HITS: High scores in the speed and accuracy categories landed this bow in the top five. We gave the Equalizer a bonus point for outstanding accessories; the scope is especially good compared with those typically found on crossbows.

MISSES: It was the most challenging of the group to cock, and the loudest by a wide margin.

THE SKINNY: As with any recurve, performance and simplicity come at a price with the Equalizer, since heavy limbs are difficult to cock and loud at the shot. But if foolproof and fail-safe are your priorities, you’ll like this bow.

Barnett BC Raptor Reverse



SPECS: 150-lb. draw weight • 151⁄8″ powerstroke • 317 fps • 7.60 lb.

TOTAL SCORE: 82.5 (tie)

This bow’s reverse-draw design allows for decent power and speed in one of the lightest, most compact hunting models ever made.

HITS: It handles better than any compound crossbow I’ve ever put in my hands.

MISSES: Fit and finish and general quality weren’t great. It’s built with a lot of plastic, and some key assembly bolts needed to be retightened after a few groups.

THE SKINNY: Heft and bulk have long been the No. 1 and No. 2 biggest problems with crossbows, and this bow certainly addresses both. Average groups measured 1.2 inches. Though its quality wasn’t great, it costs $200 less than the next-cheapest test model.

Darton Rebel 135 SS



SPECS: 180-lb. draw weight • 131⁄2″ powerstroke • 335 fps • 8.22 lb.

TOTAL SCORE: 82.5 (tie)

Another entry into the fast-growing compact-crossbow market, the Rebel 135 is Darton’s lightest crossbow to date.

HITS: Like every Darton I’ve shot, this one was very accurate, with .66-inch average groups. It’s also solidly built.

MISSES: When the bow is shouldered, the cocked string is uncomfortably close to your chin. Long whiskers would be in trouble.

THE SKINNY: I’ve come to expect good all-around performance from Darton crossbows, and this one delivered. It excelled in the most important category—accuracy—and was middle-of-the-pack at everything else.

Excalibur Micro 335



SPECS: 270-lb. draw weight • 10″ powerstroke • 301 fps • 7.71 lb.

TOTAL SCORE: 82.5 (tie)

The talk of the 2015 ATA show, this tiny bow is designed to address the typical recurve’s biggest flaw: bulk.

HITS: No doubt the coolest-looking bow of the test, everything about the Micro 335 is light and handy. Fit and finish is exquisite, and it produced sub-1-inch groups.

MISSES: It was our slowest bow. Excalibur crossbows usually have excellent triggers, but this one was a bit heavy.

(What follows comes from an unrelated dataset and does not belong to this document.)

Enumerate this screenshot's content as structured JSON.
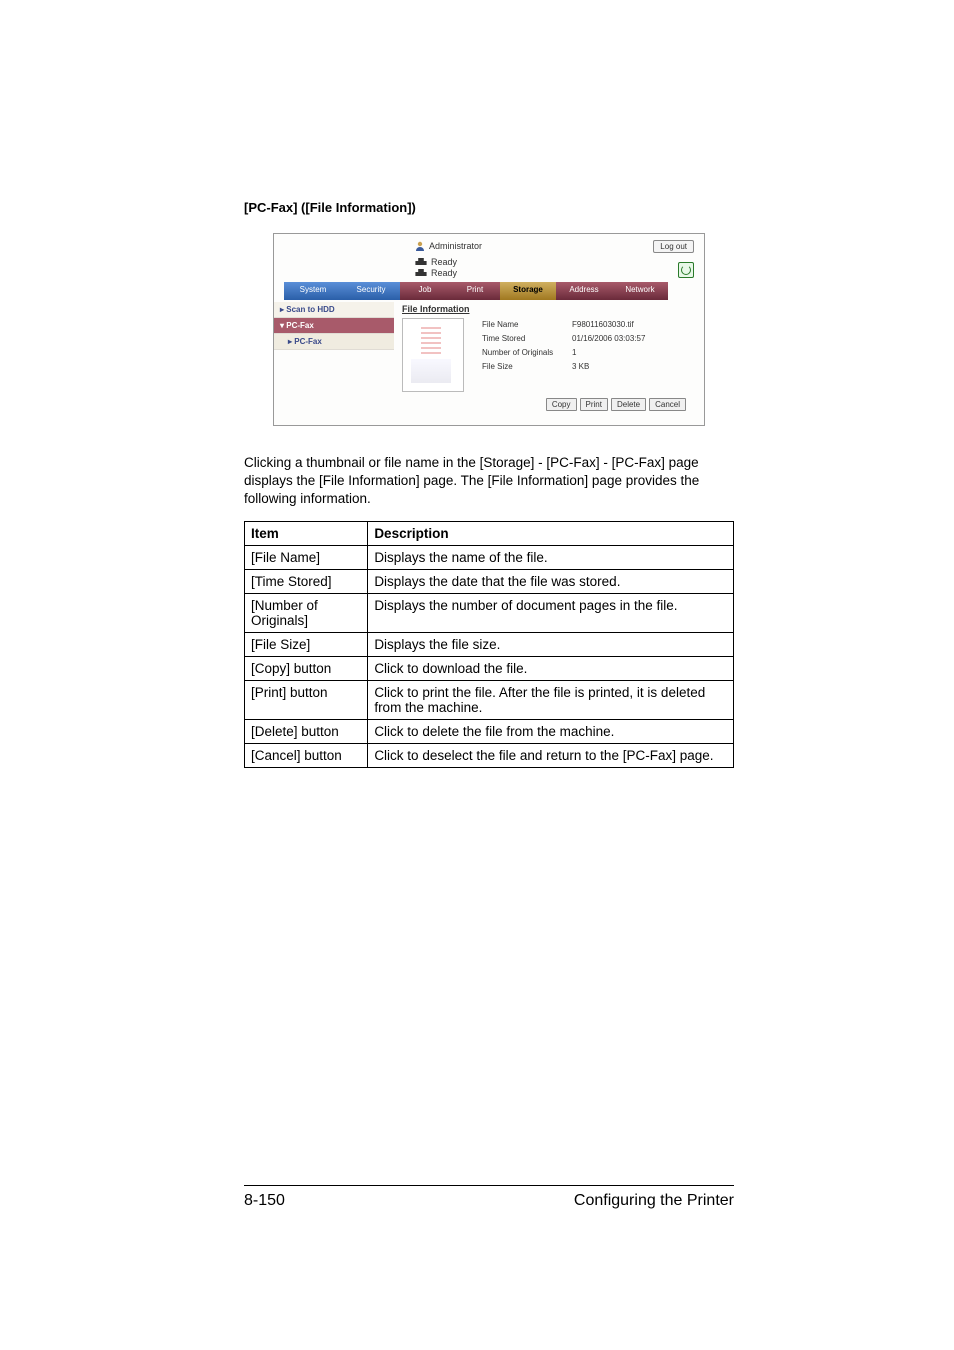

THE SKINNY: Speed killed the Micro 335 in our test, but it’s made for the guy who wants a rugged, handy hunting tool, rather than raw power. With its accuracy and size, it’d be right at home in the whitetail woods and for head-shooting turkeys at 20 yards.